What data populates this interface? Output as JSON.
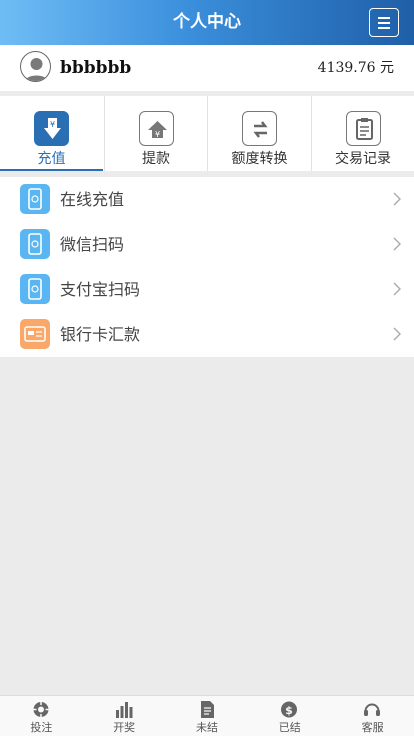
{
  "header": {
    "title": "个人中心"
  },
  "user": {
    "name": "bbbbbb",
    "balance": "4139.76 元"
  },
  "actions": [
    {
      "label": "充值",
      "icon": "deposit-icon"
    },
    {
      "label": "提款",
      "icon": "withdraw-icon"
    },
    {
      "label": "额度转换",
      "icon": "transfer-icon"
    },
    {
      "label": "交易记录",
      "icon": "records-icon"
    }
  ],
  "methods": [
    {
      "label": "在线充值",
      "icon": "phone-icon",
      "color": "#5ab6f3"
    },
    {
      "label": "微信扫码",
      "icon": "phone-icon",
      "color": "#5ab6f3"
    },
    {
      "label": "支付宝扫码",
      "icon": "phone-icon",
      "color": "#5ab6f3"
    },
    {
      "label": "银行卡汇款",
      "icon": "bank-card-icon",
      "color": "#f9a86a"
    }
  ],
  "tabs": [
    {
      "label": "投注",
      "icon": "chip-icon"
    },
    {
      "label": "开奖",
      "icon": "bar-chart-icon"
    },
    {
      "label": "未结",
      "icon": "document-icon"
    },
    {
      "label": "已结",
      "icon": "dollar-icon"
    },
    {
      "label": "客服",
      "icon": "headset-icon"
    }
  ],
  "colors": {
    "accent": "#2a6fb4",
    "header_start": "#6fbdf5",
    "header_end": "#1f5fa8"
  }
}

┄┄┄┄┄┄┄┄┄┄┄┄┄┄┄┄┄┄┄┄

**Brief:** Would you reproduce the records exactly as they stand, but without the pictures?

**Solved problem:**
What data populates this interface? Output as JSON.
{
  "header": {
    "title": "个人中心"
  },
  "user": {
    "name": "bbbbbb",
    "balance": "4139.76 元"
  },
  "actions": [
    {
      "label": "充值",
      "icon": "deposit-icon"
    },
    {
      "label": "提款",
      "icon": "withdraw-icon"
    },
    {
      "label": "额度转换",
      "icon": "transfer-icon"
    },
    {
      "label": "交易记录",
      "icon": "records-icon"
    }
  ],
  "methods": [
    {
      "label": "在线充值",
      "icon": "phone-icon",
      "color": "#5ab6f3"
    },
    {
      "label": "微信扫码",
      "icon": "phone-icon",
      "color": "#5ab6f3"
    },
    {
      "label": "支付宝扫码",
      "icon": "phone-icon",
      "color": "#5ab6f3"
    },
    {
      "label": "银行卡汇款",
      "icon": "bank-card-icon",
      "color": "#f9a86a"
    }
  ],
  "tabs": [
    {
      "label": "投注",
      "icon": "chip-icon"
    },
    {
      "label": "开奖",
      "icon": "bar-chart-icon"
    },
    {
      "label": "未结",
      "icon": "document-icon"
    },
    {
      "label": "已结",
      "icon": "dollar-icon"
    },
    {
      "label": "客服",
      "icon": "headset-icon"
    }
  ],
  "colors": {
    "accent": "#2a6fb4",
    "header_start": "#6fbdf5",
    "header_end": "#1f5fa8"
  }
}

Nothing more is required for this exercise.